DIRECTIONS: Print the records below exactly, and do not carry over any picture.

DATA SUPPLIED:

* * *

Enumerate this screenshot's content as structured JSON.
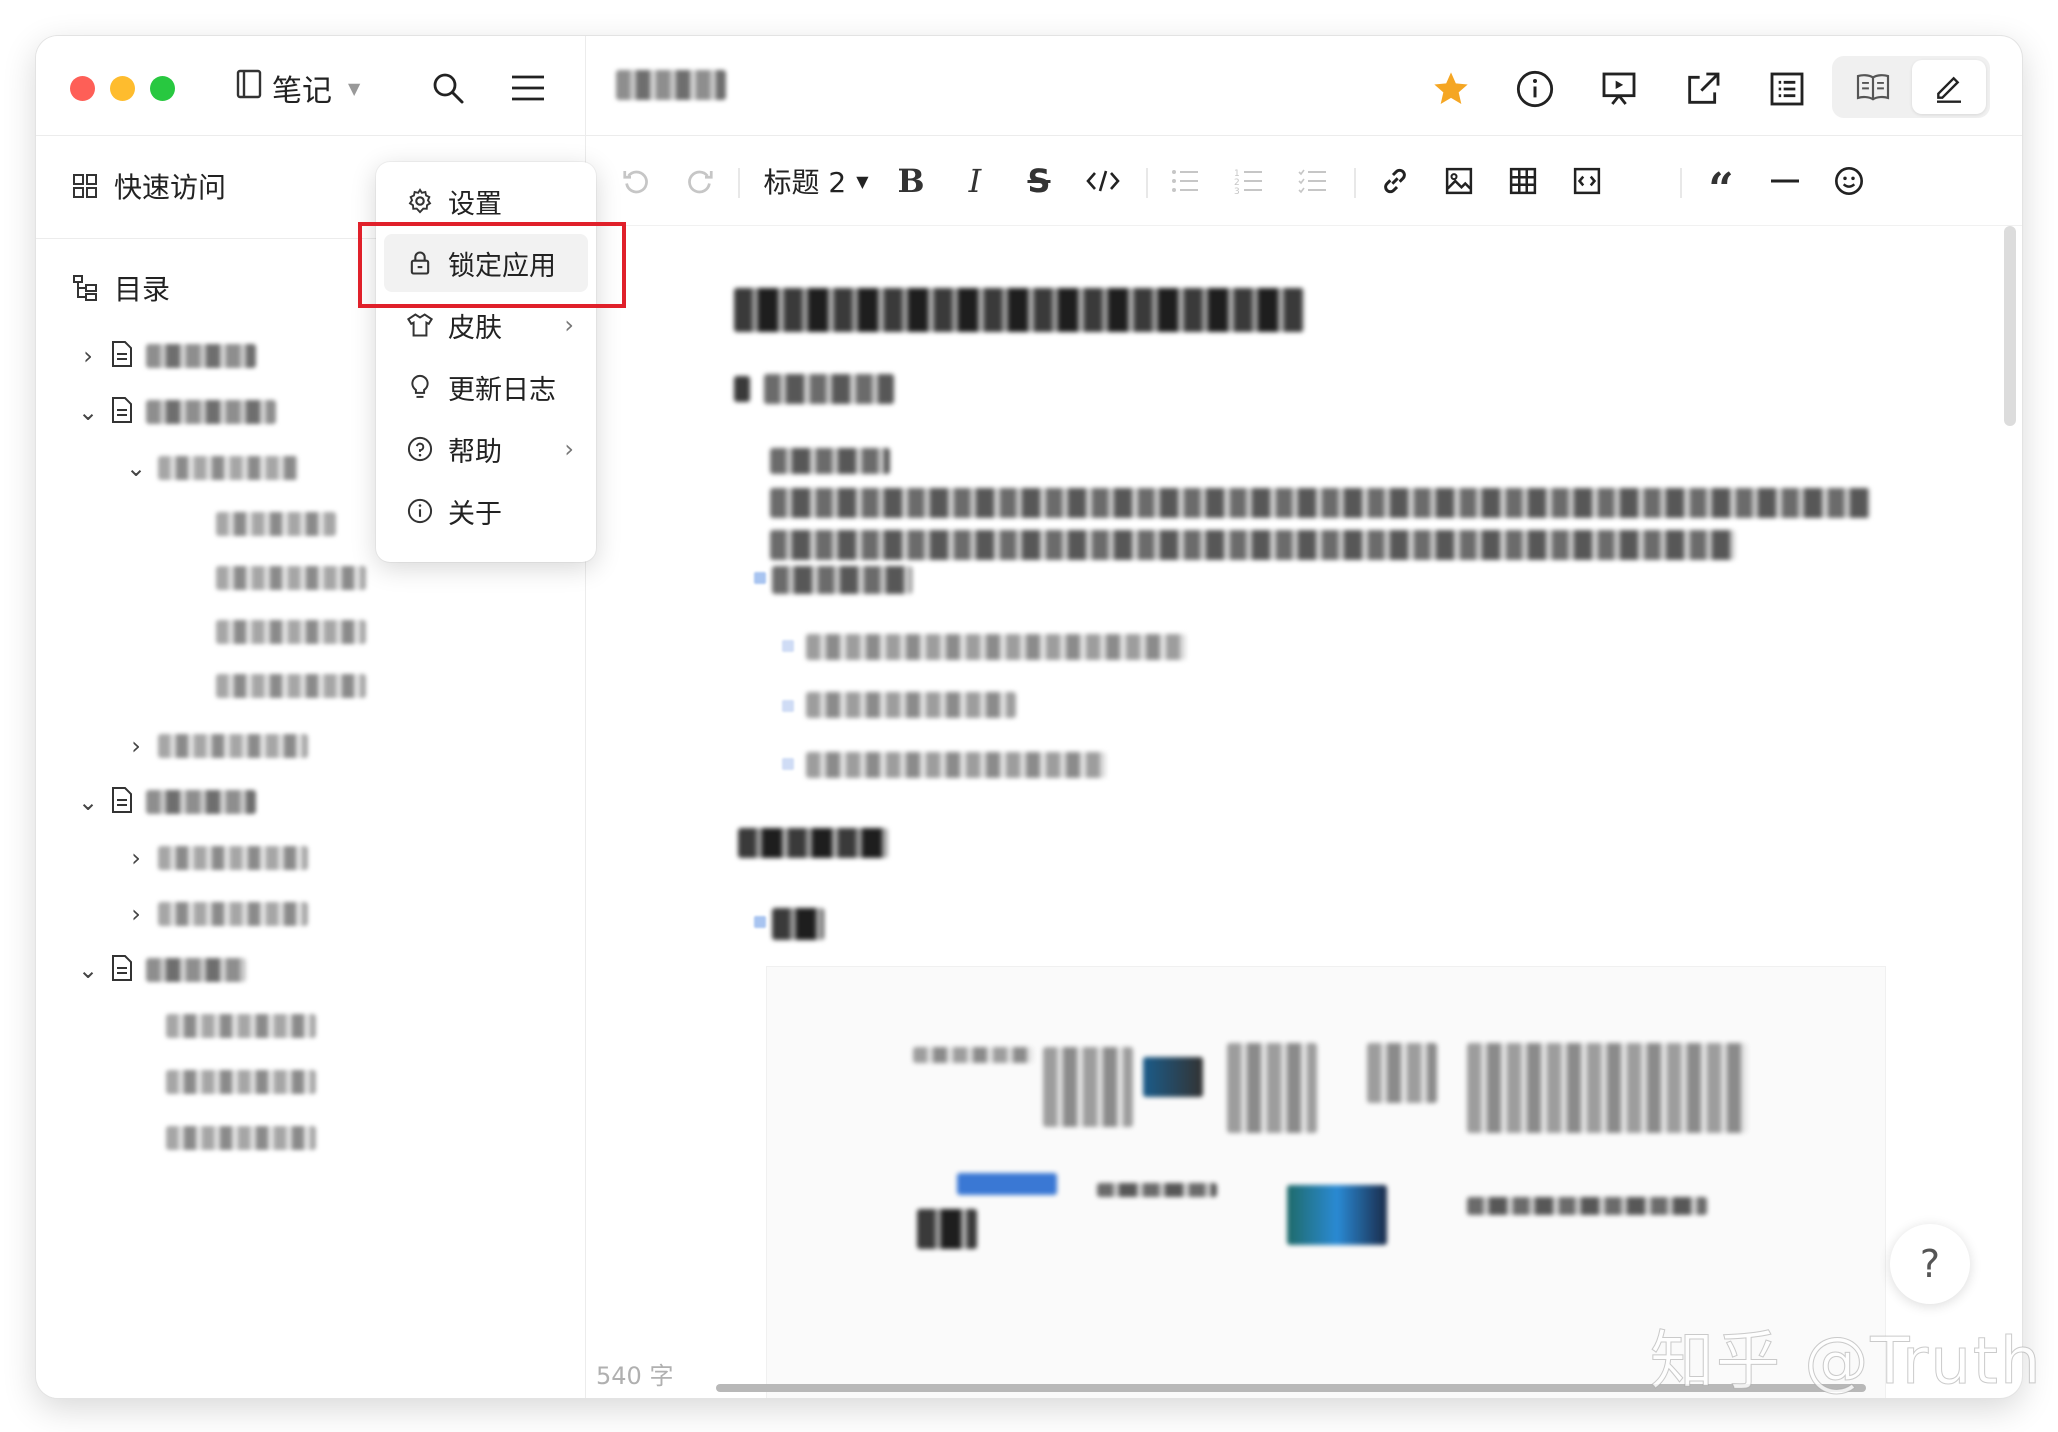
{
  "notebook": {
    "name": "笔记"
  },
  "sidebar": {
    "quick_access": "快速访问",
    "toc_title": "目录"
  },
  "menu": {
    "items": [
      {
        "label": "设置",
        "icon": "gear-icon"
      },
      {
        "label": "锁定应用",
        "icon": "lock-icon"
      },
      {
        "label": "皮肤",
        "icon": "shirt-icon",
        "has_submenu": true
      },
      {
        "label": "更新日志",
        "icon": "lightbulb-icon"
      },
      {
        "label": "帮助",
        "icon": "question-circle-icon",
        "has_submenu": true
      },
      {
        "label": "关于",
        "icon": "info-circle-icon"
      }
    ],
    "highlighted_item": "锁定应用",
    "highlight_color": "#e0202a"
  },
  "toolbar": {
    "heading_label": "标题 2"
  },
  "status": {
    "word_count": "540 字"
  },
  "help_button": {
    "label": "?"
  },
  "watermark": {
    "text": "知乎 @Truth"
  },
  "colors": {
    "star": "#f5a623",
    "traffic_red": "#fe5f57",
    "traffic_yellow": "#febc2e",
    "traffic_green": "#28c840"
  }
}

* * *

REPLY TO THE TASK:
Enumerate this screenshot's content as structured JSON.
{
  "notebook": {
    "name": "笔记"
  },
  "sidebar": {
    "quick_access": "快速访问",
    "toc_title": "目录"
  },
  "menu": {
    "items": [
      {
        "label": "设置",
        "icon": "gear-icon"
      },
      {
        "label": "锁定应用",
        "icon": "lock-icon"
      },
      {
        "label": "皮肤",
        "icon": "shirt-icon",
        "has_submenu": true
      },
      {
        "label": "更新日志",
        "icon": "lightbulb-icon"
      },
      {
        "label": "帮助",
        "icon": "question-circle-icon",
        "has_submenu": true
      },
      {
        "label": "关于",
        "icon": "info-circle-icon"
      }
    ],
    "highlighted_item": "锁定应用",
    "highlight_color": "#e0202a"
  },
  "toolbar": {
    "heading_label": "标题 2"
  },
  "status": {
    "word_count": "540 字"
  },
  "help_button": {
    "label": "?"
  },
  "watermark": {
    "text": "知乎 @Truth"
  },
  "colors": {
    "star": "#f5a623",
    "traffic_red": "#fe5f57",
    "traffic_yellow": "#febc2e",
    "traffic_green": "#28c840"
  }
}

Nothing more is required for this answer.